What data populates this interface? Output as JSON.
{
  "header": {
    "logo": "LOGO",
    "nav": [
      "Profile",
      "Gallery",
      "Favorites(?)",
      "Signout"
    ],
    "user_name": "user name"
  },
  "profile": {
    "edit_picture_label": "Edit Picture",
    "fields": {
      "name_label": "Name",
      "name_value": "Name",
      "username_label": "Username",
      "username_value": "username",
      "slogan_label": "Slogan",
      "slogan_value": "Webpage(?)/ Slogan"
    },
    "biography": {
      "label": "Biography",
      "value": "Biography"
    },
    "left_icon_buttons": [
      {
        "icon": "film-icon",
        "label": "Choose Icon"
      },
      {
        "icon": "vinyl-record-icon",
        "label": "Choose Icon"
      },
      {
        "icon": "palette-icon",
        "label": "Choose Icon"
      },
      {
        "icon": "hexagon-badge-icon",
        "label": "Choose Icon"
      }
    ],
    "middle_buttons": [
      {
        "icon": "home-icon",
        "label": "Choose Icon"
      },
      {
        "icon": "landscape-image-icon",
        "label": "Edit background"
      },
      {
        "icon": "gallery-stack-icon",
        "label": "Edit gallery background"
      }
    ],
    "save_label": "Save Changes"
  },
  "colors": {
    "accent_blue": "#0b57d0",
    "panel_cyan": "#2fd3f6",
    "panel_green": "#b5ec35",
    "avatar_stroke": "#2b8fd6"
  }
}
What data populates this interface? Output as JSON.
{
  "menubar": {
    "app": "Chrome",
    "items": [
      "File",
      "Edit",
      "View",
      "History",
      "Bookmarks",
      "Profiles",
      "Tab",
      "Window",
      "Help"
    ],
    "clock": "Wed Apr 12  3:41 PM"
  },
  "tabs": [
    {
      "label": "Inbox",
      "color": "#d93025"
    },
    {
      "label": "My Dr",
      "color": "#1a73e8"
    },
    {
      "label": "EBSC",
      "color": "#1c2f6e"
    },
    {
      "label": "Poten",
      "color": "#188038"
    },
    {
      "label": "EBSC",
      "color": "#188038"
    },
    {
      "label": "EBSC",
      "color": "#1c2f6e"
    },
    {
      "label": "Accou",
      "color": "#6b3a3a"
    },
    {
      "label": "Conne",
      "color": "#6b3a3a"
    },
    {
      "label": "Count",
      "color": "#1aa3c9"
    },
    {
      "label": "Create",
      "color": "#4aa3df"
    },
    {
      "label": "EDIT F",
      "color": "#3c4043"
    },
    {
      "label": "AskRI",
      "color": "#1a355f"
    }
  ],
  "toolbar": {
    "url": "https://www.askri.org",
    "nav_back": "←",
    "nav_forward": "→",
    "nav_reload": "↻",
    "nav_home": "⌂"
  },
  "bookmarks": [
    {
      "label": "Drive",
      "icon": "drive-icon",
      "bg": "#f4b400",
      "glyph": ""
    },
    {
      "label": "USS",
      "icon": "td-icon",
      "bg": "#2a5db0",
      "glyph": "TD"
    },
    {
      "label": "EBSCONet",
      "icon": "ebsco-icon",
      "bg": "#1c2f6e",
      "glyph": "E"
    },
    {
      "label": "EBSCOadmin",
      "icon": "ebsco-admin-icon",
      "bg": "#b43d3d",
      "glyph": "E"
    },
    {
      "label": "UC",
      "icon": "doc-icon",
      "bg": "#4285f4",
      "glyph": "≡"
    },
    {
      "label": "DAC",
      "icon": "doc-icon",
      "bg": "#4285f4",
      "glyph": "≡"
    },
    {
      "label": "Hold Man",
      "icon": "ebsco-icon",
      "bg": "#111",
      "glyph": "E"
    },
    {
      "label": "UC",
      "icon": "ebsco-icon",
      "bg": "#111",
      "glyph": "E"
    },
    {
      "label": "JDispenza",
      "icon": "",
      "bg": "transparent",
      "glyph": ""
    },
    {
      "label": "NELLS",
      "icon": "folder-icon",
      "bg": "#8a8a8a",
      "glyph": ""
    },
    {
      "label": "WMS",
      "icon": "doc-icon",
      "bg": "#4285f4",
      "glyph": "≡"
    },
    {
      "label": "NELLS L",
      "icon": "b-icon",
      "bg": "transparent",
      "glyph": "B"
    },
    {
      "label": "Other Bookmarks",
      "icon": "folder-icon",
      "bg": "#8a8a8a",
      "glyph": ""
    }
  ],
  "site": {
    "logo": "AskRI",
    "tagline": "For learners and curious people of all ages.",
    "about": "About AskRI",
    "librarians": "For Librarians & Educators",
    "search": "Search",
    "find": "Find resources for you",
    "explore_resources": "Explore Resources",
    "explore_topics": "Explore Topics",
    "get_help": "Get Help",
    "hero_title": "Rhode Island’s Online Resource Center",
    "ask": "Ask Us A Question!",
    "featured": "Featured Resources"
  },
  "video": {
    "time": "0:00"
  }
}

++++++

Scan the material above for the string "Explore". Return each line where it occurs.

    "explore_resources": "Explore Resources",
    "explore_topics": "Explore Topics",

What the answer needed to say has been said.